General Anesthesia (Continued) 4 Positive pressure ventilation may be necessary because neuromuscular function may be depressed 4 Cardiovascular function may be impaired
Continuum of Depth of Sedation ** reflex withdrawal from a painful stimulus is NOT a purposeful response
Rescue 4 Individuals administering Moderate Sedation/Analgesia should be able to rescue patients who enter a state of Deep Sedation/Analgesia 4 Individuals administering Deep Sedation/Analgesia should be able to rescue patients who enter a state of General Anesthesia
Other Sedatives (Induction Agents) 4 Propofol 4Achieve deep sedation quickly 4Apnea occurs frequently 4Rapid passage to general anesthesia 4 Ketamine 4Produces a dissociative state with profound analgesia 4Copious secretions 4Emergence delerium
Risk Management 4 Mechanisms to Reduce Medical Malpractice Related to the Administration of Conscious Sedation 4Education, Preparation & Requirements for the Conscious Sedation Providers 4Quality Management Database 4Data Driven Continuous Quality Improvement
Quality Improvement Monitoring and Reporting 4 The clinical department must regularly reviews 4 Quality indicator thresholds should be specifically established 4 Clear corrective processes should be established when these thresholds have been exceeded 4 Quality Reports will be completed and forwarded to the Quality Office when any of the pre-determined adverse outcome criteria are met

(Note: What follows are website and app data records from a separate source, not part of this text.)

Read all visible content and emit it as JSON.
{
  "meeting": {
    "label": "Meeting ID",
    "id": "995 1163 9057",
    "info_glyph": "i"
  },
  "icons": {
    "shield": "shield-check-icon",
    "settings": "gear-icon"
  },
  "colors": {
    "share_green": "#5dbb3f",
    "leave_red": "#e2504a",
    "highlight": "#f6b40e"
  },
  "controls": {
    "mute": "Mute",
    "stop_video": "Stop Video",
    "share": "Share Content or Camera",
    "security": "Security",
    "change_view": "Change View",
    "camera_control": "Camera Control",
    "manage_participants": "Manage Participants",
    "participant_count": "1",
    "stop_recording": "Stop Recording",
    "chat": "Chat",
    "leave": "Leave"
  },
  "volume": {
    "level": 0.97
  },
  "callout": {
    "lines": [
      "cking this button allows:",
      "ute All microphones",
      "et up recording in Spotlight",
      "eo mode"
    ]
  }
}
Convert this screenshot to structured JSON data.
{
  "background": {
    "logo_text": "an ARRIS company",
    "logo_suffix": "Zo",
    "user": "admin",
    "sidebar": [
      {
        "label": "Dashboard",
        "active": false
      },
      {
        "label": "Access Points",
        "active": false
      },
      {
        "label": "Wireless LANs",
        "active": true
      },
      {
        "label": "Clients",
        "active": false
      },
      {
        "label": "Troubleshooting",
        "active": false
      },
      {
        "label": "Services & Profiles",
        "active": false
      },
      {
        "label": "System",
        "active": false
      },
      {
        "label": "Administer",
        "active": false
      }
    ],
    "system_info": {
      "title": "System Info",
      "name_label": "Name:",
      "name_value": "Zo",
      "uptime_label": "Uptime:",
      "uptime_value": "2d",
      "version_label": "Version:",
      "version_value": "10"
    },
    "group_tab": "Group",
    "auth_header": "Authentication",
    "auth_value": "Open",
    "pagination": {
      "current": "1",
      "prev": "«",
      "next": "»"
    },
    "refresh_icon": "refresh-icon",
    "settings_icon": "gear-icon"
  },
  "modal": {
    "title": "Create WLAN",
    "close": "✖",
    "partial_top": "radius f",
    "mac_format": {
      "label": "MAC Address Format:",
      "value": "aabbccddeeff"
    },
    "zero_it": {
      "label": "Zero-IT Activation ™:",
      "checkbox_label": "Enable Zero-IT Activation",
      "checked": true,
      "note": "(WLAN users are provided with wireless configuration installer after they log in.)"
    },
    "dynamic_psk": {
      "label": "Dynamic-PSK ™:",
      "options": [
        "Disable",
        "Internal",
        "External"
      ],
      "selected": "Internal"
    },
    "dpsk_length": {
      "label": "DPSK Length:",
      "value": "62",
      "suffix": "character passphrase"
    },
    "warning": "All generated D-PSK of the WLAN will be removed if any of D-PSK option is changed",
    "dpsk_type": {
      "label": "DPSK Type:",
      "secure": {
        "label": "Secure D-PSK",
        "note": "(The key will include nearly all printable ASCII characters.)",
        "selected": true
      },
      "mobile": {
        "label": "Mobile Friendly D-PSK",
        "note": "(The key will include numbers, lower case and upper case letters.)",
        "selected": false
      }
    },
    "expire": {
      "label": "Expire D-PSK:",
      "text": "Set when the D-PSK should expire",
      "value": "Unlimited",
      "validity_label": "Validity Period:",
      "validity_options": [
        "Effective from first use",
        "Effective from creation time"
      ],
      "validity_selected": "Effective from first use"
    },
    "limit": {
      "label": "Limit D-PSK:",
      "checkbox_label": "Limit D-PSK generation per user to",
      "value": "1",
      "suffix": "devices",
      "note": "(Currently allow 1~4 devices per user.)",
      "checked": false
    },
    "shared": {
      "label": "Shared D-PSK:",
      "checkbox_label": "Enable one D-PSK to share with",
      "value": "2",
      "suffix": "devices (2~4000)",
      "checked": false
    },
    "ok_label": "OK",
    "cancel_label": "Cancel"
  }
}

Sample Components of a Conscious Sedation Database 4 ANY use of a Reversal Agent 4 ANY patient requiring Assisted Ventilation (Bag Breathing) 4 ANY new cardiac arrhythmia 4 ANY desaturation of O2 below 90% sustained for 5 minutes
More Sample Components of a Conscious Sedation Database 4 ANY decrease of VS by 30% 4 ANY failure to return to baseline 4 ANY case with unplanned admission resulting from sedation 4 ANY case wherein review is thought to be beneficial